of these men. They were the ancestors of the Berbers, who live in the same region to-day and are still fine
Syphax, the rival of Masinissa, joined the
Carthaginians, who promised to make him king of all
Numidia if they succeeded in winning the victory over
their enemies. With their help he fought three great
battles against the Romans, but in each one he was
badly defeated, and in the last he was made prisoner.
After Hannibal came, he soon met the invaders near
Zama, and a great battle was fought, in which Scipio
and Masinissa gained the victory. In their despair,
the Carthaginians proposed to make peace. The Romans
consented, and the Second Punic War ended, after it
about seventeen years.
On his return to Rome, Scipio was honored by receiving
the surname of Africanus, and by a grand triumph, in
which Syphax followed his car, chained like a slave.
 although the Romans cheered Scipio wildly, and lavished

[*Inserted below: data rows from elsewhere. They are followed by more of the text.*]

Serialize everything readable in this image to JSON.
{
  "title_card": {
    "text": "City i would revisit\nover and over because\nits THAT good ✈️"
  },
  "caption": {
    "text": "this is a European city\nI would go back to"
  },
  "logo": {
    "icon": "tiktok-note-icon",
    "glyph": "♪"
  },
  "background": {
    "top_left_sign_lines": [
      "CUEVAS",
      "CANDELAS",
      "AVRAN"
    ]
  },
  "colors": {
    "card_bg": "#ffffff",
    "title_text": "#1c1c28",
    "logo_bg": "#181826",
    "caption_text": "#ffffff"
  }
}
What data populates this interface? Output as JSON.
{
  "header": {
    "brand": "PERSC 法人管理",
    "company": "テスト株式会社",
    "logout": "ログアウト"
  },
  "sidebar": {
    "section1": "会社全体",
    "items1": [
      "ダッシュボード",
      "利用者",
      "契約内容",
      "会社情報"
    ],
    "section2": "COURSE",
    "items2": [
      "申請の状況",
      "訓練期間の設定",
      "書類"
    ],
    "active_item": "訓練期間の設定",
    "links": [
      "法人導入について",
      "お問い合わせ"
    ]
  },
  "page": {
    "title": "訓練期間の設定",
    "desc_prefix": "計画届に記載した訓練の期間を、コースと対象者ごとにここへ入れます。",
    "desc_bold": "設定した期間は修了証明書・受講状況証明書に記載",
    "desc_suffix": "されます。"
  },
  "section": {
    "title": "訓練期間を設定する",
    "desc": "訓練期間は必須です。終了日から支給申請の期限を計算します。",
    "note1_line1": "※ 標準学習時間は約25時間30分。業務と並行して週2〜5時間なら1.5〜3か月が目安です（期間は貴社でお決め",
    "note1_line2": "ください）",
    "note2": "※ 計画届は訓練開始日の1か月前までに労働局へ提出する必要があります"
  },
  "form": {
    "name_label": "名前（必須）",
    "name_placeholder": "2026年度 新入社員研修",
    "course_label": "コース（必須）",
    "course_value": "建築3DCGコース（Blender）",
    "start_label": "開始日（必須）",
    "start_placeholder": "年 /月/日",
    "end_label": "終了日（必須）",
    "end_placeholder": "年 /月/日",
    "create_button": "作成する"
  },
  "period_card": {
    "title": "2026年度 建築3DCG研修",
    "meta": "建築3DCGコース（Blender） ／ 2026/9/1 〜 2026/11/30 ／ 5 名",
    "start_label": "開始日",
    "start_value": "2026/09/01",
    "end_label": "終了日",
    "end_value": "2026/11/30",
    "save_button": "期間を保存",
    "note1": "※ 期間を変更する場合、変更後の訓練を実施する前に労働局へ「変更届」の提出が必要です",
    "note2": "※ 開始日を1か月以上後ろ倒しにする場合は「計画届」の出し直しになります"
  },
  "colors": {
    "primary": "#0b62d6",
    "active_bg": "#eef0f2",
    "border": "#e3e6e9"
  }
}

praises upon him, they soon accused him of having
wrongfully taken possession of some of the gold he had
won during his campaigns.
This base accusation was brought soon after Scipio had
helped to win some great victories in Asia, of which
you will soon hear; and it made him so angry that he
left Rome forever. He withdrew to his country house in
Campania, a part of Italy to the southeast of Rome.
Here he remained as long as he lived; and when he died
he left orders that his bones should not rest in a
city which had proved so ungrateful as Rome.